The mutable color of this stone, blue-green in the shade and olive-green in the sun, gives the building a real Oakland look. I don’t know where the stone came from. Our own serpentinite is usually bluish and not of this quality, except maybe in small outcrops in the Franciscan melange. Perhaps it’s from a quarry in the Mother Lode country. It must have taken a few carloads of rock and a crew of skilled artisans to put this together.

A few months back, when I was presenting the building stone verd antique, serpentinite’s dressed-up cousin, I said “You can’t do much with California serpentine except admire it.” Makes me happy to be proved partly wrong — you can always admire it, and sometimes build with it.

The Hayward fault at Warm Springs

17 April 2017

Every extension of BART opens up a new region accessible to geologizers using public transit. So the other week I paid a visit to the far end of the Hayward fault, less than a mile from the new Warm Springs station in south Fremont. The station has nice views of the San Mateo Peninsula mountains to the west and Mission Peak to the east.

It appears, too, that the Irvington Gravels site to the north is accessible for determined walkers who bring provisions — that is, hikers.

To get to the fault just walk east on South Grimmer Boulevard toward the place marked “Weibel” on Google Maps.

Here’s the same area in Jim Lienkaemper’s detailed 1992 map of the fault. The map has a key to all the annotations. Note that both images are tilted to make the fault vertical; north is at about 1:30.

The fault runs through the “D” in “Blvd.”

Look back at the Google Maps image. See the line of green along the fault trace? That’s because of the 1972 Alquist-Priolo Act, which forbids new construction within 50 feet of an active fault. The area in the middle must have been built up before the act took effect. That’s where I went.

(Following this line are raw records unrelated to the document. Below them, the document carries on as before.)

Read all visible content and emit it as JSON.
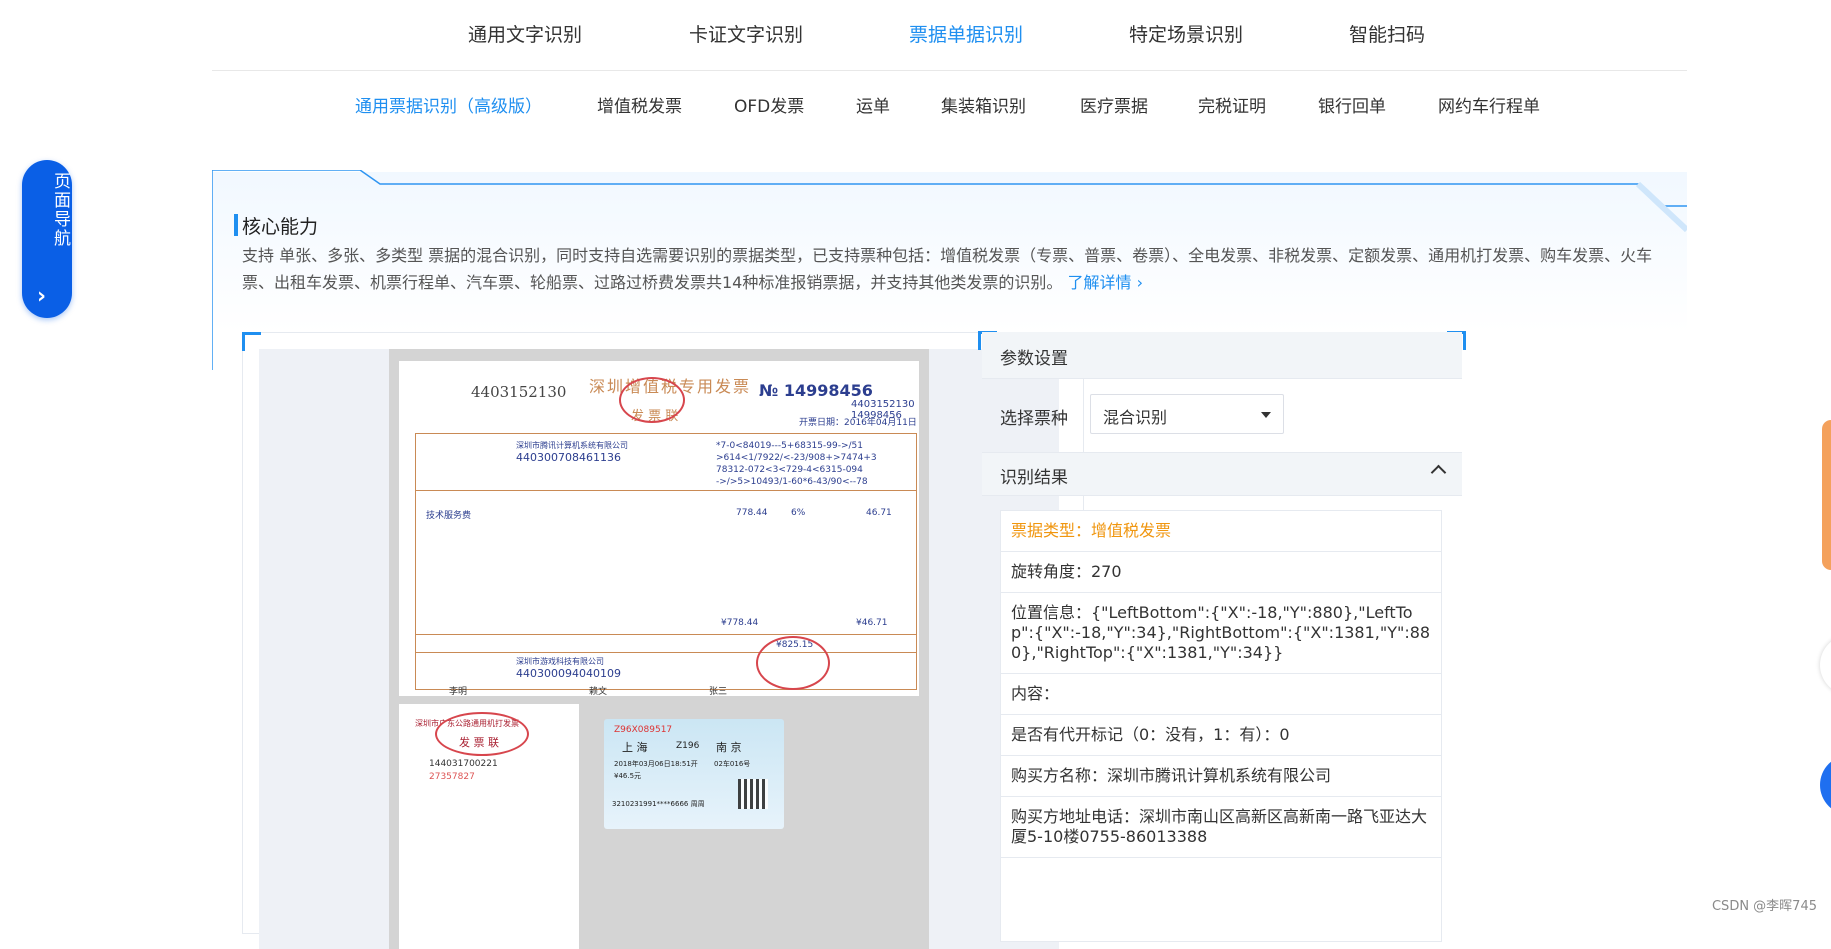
{
  "top_tabs": [
    "通用文字识别",
    "卡证文字识别",
    "票据单据识别",
    "特定场景识别",
    "智能扫码"
  ],
  "sub_tabs": [
    "通用票据识别（高级版）",
    "增值税发票",
    "OFD发票",
    "运单",
    "集装箱识别",
    "医疗票据",
    "完税证明",
    "银行回单",
    "网约车行程单"
  ],
  "page_nav": {
    "label": "页面导航",
    "arrow": "›"
  },
  "core": {
    "title": "核心能力",
    "description": "支持 单张、多张、多类型 票据的混合识别，同时支持自选需要识别的票据类型，已支持票种包括：增值税发票（专票、普票、卷票）、全电发票、非税发票、定额发票、通用机打发票、购车发票、火车票、出租车发票、机票行程单、汽车票、轮船票、过路过桥费发票共14种标准报销票据，并支持其他类发票的识别。",
    "learn_more": "了解详情"
  },
  "invoice_sample": {
    "code": "4403152130",
    "title": "深圳增值税专用发票",
    "subtitle": "发 票 联",
    "number": "№ 14998456",
    "number_small": "4403152130 14998456",
    "date": "开票日期：2016年04月11日",
    "buyer_name": "深圳市腾讯计算机系统有限公司",
    "buyer_tax_id": "440300708461136",
    "crypto_1": "*7-0<84019---5+68315-99->/51",
    "crypto_2": ">614<1/7922/<-23/908+>7474+3",
    "crypto_3": "78312-072<3<729-4<6315-094",
    "crypto_4": "->/>5>10493/1-60*6-43/90<--78",
    "item": "技术服务费",
    "amount": "778.44",
    "tax_rate": "6%",
    "tax": "46.71",
    "total_amount": "¥778.44",
    "total_tax": "¥46.71",
    "grand_total": "¥825.15",
    "seller_name": "深圳市游戏科技有限公司",
    "seller_tax_id": "440300094040109",
    "payee": "李明",
    "reviewer": "赖文",
    "drawer": "张三"
  },
  "receipt_sample": {
    "title": "深圳市广东公路通用机打发票",
    "subtitle": "发 票 联",
    "code": "144031700221",
    "number": "27357827"
  },
  "ticket_sample": {
    "code": "Z96X089517",
    "from": "上 海",
    "train": "Z196",
    "to": "南 京",
    "date": "2018年03月06日18:51开",
    "seat": "02车016号",
    "price": "¥46.5元",
    "id": "3210231991****6666 周周"
  },
  "params": {
    "header": "参数设置",
    "select_label": "选择票种",
    "select_value": "混合识别",
    "result_header": "识别结果"
  },
  "results": [
    "票据类型：增值税发票",
    "旋转角度：270",
    "位置信息：{\"LeftBottom\":{\"X\":-18,\"Y\":880},\"LeftTop\":{\"X\":-18,\"Y\":34},\"RightBottom\":{\"X\":1381,\"Y\":880},\"RightTop\":{\"X\":1381,\"Y\":34}}",
    "内容：",
    "是否有代开标记（0：没有，1：有）：0",
    "购买方名称：深圳市腾讯计算机系统有限公司",
    "购买方地址电话：深圳市南山区高新区高新南一路飞亚达大厦5-10楼0755-86013388"
  ],
  "watermark": "CSDN @李晖745",
  "colors": {
    "accent": "#1f8ff0",
    "nav_blue": "#0a5fe6",
    "result_type": "#f0960f"
  }
}
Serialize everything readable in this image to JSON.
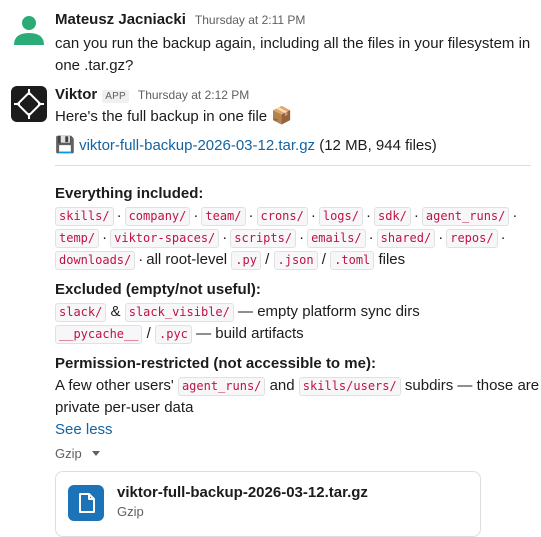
{
  "messages": [
    {
      "author": "Mateusz Jacniacki",
      "time": "Thursday at 2:11 PM",
      "text": "can you run the backup again, including all the files in your filesystem in one .tar.gz?"
    },
    {
      "author": "Viktor",
      "badge": "APP",
      "time": "Thursday at 2:12 PM",
      "intro": "Here's the full backup in one file",
      "intro_emoji": "📦",
      "attachment_emoji": "💾",
      "attachment_link": "viktor-full-backup-2026-03-12.tar.gz",
      "attachment_meta": "(12 MB, 944 files)",
      "included": {
        "heading": "Everything included:",
        "dirs": [
          "skills/",
          "company/",
          "team/",
          "crons/",
          "logs/",
          "sdk/",
          "agent_runs/",
          "temp/",
          "viktor-spaces/",
          "scripts/",
          "emails/",
          "shared/",
          "repos/",
          "downloads/"
        ],
        "sep": "·",
        "tail_text": "all root-level",
        "extensions": [
          ".py",
          ".json",
          ".toml"
        ],
        "slash": "/",
        "files_word": "files"
      },
      "excluded": {
        "heading": "Excluded (empty/not useful):",
        "line1_a": "slack/",
        "amp": "&",
        "line1_b": "slack_visible/",
        "line1_text": "— empty platform sync dirs",
        "line2_a": "__pycache__",
        "slash": "/",
        "line2_b": ".pyc",
        "line2_text": "— build artifacts"
      },
      "restricted": {
        "heading": "Permission-restricted (not accessible to me):",
        "text_a": "A few other users'",
        "code_a": "agent_runs/",
        "text_and": "and",
        "code_b": "skills/users/",
        "text_b": "subdirs — those are",
        "text_c": "private per-user data"
      },
      "see_less": "See less",
      "file_type_toggle": "Gzip",
      "file_card": {
        "name": "viktor-full-backup-2026-03-12.tar.gz",
        "type": "Gzip"
      }
    }
  ],
  "colors": {
    "link": "#1264a3",
    "code_text": "#c01343",
    "file_icon": "#1d73b8",
    "avatar_user": "#2bac76"
  }
}
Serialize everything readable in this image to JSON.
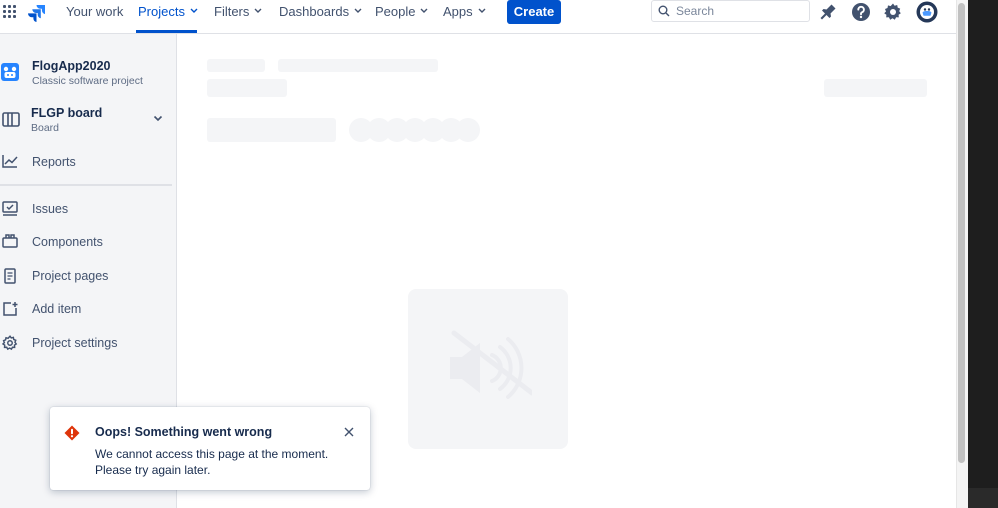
{
  "topbar": {
    "nav": [
      {
        "label": "Your work",
        "dropdown": false
      },
      {
        "label": "Projects",
        "dropdown": true,
        "active": true
      },
      {
        "label": "Filters",
        "dropdown": true
      },
      {
        "label": "Dashboards",
        "dropdown": true
      },
      {
        "label": "People",
        "dropdown": true
      },
      {
        "label": "Apps",
        "dropdown": true
      }
    ],
    "create_label": "Create",
    "search_placeholder": "Search",
    "icons": [
      "notifications-icon",
      "help-icon",
      "settings-icon",
      "profile-avatar"
    ]
  },
  "sidebar": {
    "project": {
      "name": "FlogApp2020",
      "type": "Classic software project"
    },
    "board": {
      "name": "FLGP board",
      "subtitle": "Board"
    },
    "items": [
      {
        "label": "Reports",
        "icon": "reports-icon"
      },
      {
        "label": "Issues",
        "icon": "issues-icon"
      },
      {
        "label": "Components",
        "icon": "components-icon"
      },
      {
        "label": "Project pages",
        "icon": "project-pages-icon"
      },
      {
        "label": "Add item",
        "icon": "add-item-icon"
      },
      {
        "label": "Project settings",
        "icon": "gear-icon"
      }
    ]
  },
  "flag": {
    "title": "Oops! Something went wrong",
    "body": "We cannot access this page at the moment. Please try again later.",
    "icon": "error-icon"
  },
  "colors": {
    "brand": "#0052CC",
    "text": "#172B4D",
    "subtle_text": "#42526E",
    "sidebar_bg": "#F4F5F7",
    "error": "#DE350B"
  }
}
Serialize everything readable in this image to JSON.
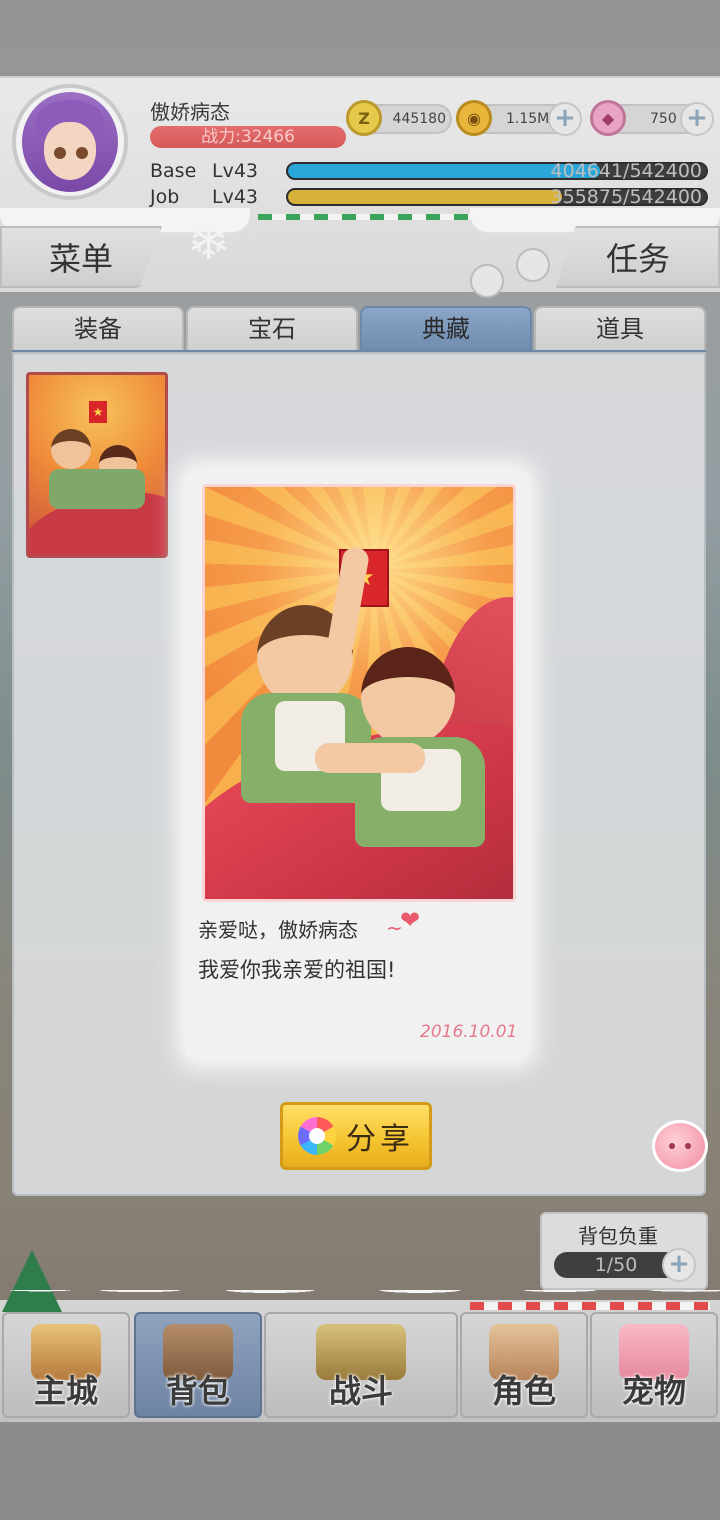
{
  "header": {
    "player_name": "傲娇病态",
    "power_text": "战力:32466",
    "resources": [
      {
        "icon": "zeny-coin-icon",
        "value": "445180",
        "has_plus": false
      },
      {
        "icon": "gold-bag-icon",
        "value": "1.15M",
        "has_plus": true
      },
      {
        "icon": "pink-gem-icon",
        "value": "750",
        "has_plus": true
      }
    ],
    "base": {
      "label": "Base",
      "level": "Lv43",
      "progress_text": "404641/542400",
      "progress_fraction": 0.746,
      "color": "#2aa6d8"
    },
    "job": {
      "label": "Job",
      "level": "Lv43",
      "progress_text": "355875/542400",
      "progress_fraction": 0.656,
      "color": "#d8b23a"
    }
  },
  "side_tabs": {
    "menu": "菜单",
    "task": "任务"
  },
  "tabs": [
    {
      "label": "装备",
      "active": false
    },
    {
      "label": "宝石",
      "active": false
    },
    {
      "label": "典藏",
      "active": true
    },
    {
      "label": "道具",
      "active": false
    }
  ],
  "card": {
    "greeting": "亲爱哒，傲娇病态",
    "tilde": "~",
    "heart": "❤",
    "message": "我爱你我亲爱的祖国!",
    "date": "2016.10.01",
    "book_star": "★"
  },
  "share_button": {
    "label": "分享"
  },
  "capacity": {
    "title": "背包负重",
    "value": "1/50"
  },
  "bottom_nav": [
    {
      "label": "主城",
      "active": false
    },
    {
      "label": "背包",
      "active": true
    },
    {
      "label": "战斗",
      "active": false
    },
    {
      "label": "角色",
      "active": false
    },
    {
      "label": "宠物",
      "active": false
    }
  ],
  "plus_glyph": "+"
}
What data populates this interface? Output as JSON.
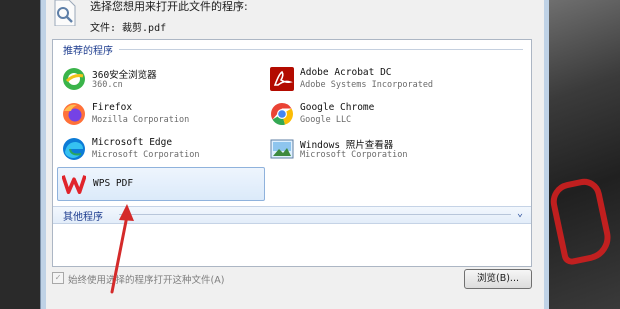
{
  "dialog": {
    "prompt": "选择您想用来打开此文件的程序:",
    "file_line": "文件: 裁剪.pdf"
  },
  "recommended": {
    "title": "推荐的程序",
    "apps": [
      {
        "name": "360安全浏览器",
        "publisher": "360.cn",
        "icon": "360-browser-icon",
        "color": "#3ab44a"
      },
      {
        "name": "Adobe Acrobat DC",
        "publisher": "Adobe Systems Incorporated",
        "icon": "acrobat-icon",
        "color": "#b30b00"
      },
      {
        "name": "Firefox",
        "publisher": "Mozilla Corporation",
        "icon": "firefox-icon",
        "color": "#ff7139"
      },
      {
        "name": "Google Chrome",
        "publisher": "Google LLC",
        "icon": "chrome-icon",
        "color": "#4285f4"
      },
      {
        "name": "Microsoft Edge",
        "publisher": "Microsoft Corporation",
        "icon": "edge-icon",
        "color": "#0c7bd6"
      },
      {
        "name": "Windows 照片查看器",
        "publisher": "Microsoft Corporation",
        "icon": "photo-viewer-icon",
        "color": "#3a7bbf"
      },
      {
        "name": "WPS PDF",
        "publisher": "",
        "icon": "wps-pdf-icon",
        "color": "#e0242b"
      }
    ]
  },
  "other": {
    "title": "其他程序"
  },
  "always_checkbox": {
    "checked": true,
    "label": "始终使用选择的程序打开这种文件(A)"
  },
  "browse_button": {
    "label": "浏览(B)..."
  },
  "colors": {
    "accent_text": "#1e3d8f",
    "annotation_arrow": "#d42a2a"
  }
}
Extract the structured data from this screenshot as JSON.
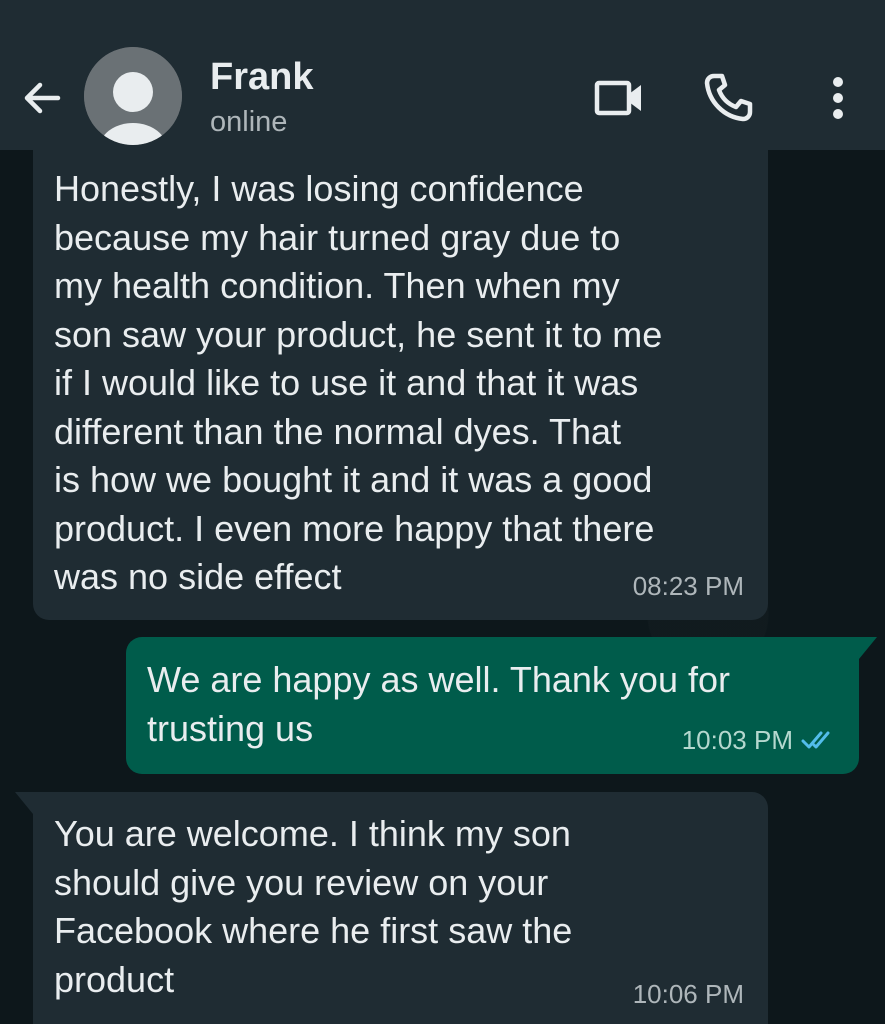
{
  "header": {
    "contact_name": "Frank",
    "status": "online"
  },
  "icons": {
    "back": "arrow-left-icon",
    "avatar": "default-avatar-icon",
    "video": "video-camera-icon",
    "call": "phone-icon",
    "menu": "more-vertical-icon",
    "read_receipt": "double-check-icon"
  },
  "colors": {
    "header_bg": "#1f2c33",
    "incoming_bubble": "#1f2c33",
    "outgoing_bubble": "#005c4b",
    "read_tick": "#53bdeb"
  },
  "messages": [
    {
      "direction": "incoming",
      "text": "Honestly, I was losing confidence\nbecause my hair turned gray due to\nmy health condition. Then when my\nson saw your product, he sent it to me\nif I would like to use it and that it was\ndifferent than the normal dyes. That\nis how we bought it and it was a good\nproduct. I even more happy that there\nwas no side effect",
      "time": "08:23 PM"
    },
    {
      "direction": "outgoing",
      "text": "We are happy as well. Thank you for\ntrusting us",
      "time": "10:03 PM",
      "status": "read"
    },
    {
      "direction": "incoming",
      "text": "You are welcome. I think my son\nshould give you review on your\nFacebook where he first saw the\nproduct",
      "time": "10:06 PM"
    }
  ]
}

South Grimmer reveals the offset from fault creep well. This view is looking east toward Mission Peak. On the fault map, the locality (just below the horizontal dashed line) is circled and labeled “C1,rc,rf” signifying “strongly pronounced” evidence of creep in the form of right-offset curbs and a right-offset fence line.

And this is the other side of the road, looking west. Notice that the sidewalk is offset as well as the curb.

There’s another, much smaller offset higher up the slope that I didn’t get a good picture of. Repeated measurements show that together these offsets add up to about 6 millimeters per year. The slope itself is a sign of the fault, too.

To the north across little Arroyo Agua Caliente Park on Gardenia Way, this nice set of echelon cracks marks the fault trace. That’s what the “ec” in the circle labeled “C1,ec,rc,cc” stands for.

The fault nips the corner of Gardenia and Ivy Way, bending this curb (the “rc” in the label).

The city or the homeowner copes with the sidewalk by patching it as needed. You’ll see stuff like this everywhere on the Hayward fault.

Walking north through the park to Parkmeadow Drive on its north edge, you can look west down the street and see both an offset curb and the change in slope that marks the fault.

You can do this yourself all along the fault. The map has all the evidence (and the USGS has an updated version as of 2008).

A week later I hosted two French journalists — a writer and a photographer — for an afternoon, showing them fault offset features like these up in Hayward and Oakland. The writer went and spoke to a resident whose home was on the fault, and his fatalistic response took her aback a bit. She said “we don’t have attitudes like this in France.” I told her we Californians have been this way since the Gold Rush.